▶ [Data to process]
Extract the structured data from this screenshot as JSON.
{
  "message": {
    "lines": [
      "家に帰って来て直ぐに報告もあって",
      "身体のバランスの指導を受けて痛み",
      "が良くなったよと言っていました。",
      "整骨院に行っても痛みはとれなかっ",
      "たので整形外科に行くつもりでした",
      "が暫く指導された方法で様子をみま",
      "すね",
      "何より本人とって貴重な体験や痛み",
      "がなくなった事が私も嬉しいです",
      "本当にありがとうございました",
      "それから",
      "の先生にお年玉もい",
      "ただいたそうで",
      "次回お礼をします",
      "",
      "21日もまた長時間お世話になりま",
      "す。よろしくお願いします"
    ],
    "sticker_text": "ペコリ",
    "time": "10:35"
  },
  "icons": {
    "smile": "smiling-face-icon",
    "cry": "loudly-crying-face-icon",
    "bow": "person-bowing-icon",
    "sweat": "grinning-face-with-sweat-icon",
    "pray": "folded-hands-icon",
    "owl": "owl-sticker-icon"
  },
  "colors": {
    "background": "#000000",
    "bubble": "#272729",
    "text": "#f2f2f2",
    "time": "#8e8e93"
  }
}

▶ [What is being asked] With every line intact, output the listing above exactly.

▶ [Exercise solution]
Extract the structured data from this screenshot as JSON.
{
  "message": {
    "lines": [
      "家に帰って来て直ぐに報告もあって",
      "身体のバランスの指導を受けて痛み",
      "が良くなったよと言っていました。",
      "整骨院に行っても痛みはとれなかっ",
      "たので整形外科に行くつもりでした",
      "が暫く指導された方法で様子をみま",
      "すね",
      "何より本人とって貴重な体験や痛み",
      "がなくなった事が私も嬉しいです",
      "本当にありがとうございました",
      "それから",
      "の先生にお年玉もい",
      "ただいたそうで",
      "次回お礼をします",
      "",
      "21日もまた長時間お世話になりま",
      "す。よろしくお願いします"
    ],
    "sticker_text": "ペコリ",
    "time": "10:35"
  },
  "icons": {
    "smile": "smiling-face-icon",
    "cry": "loudly-crying-face-icon",
    "bow": "person-bowing-icon",
    "sweat": "grinning-face-with-sweat-icon",
    "pray": "folded-hands-icon",
    "owl": "owl-sticker-icon"
  },
  "colors": {
    "background": "#000000",
    "bubble": "#272729",
    "text": "#f2f2f2",
    "time": "#8e8e93"
  }
}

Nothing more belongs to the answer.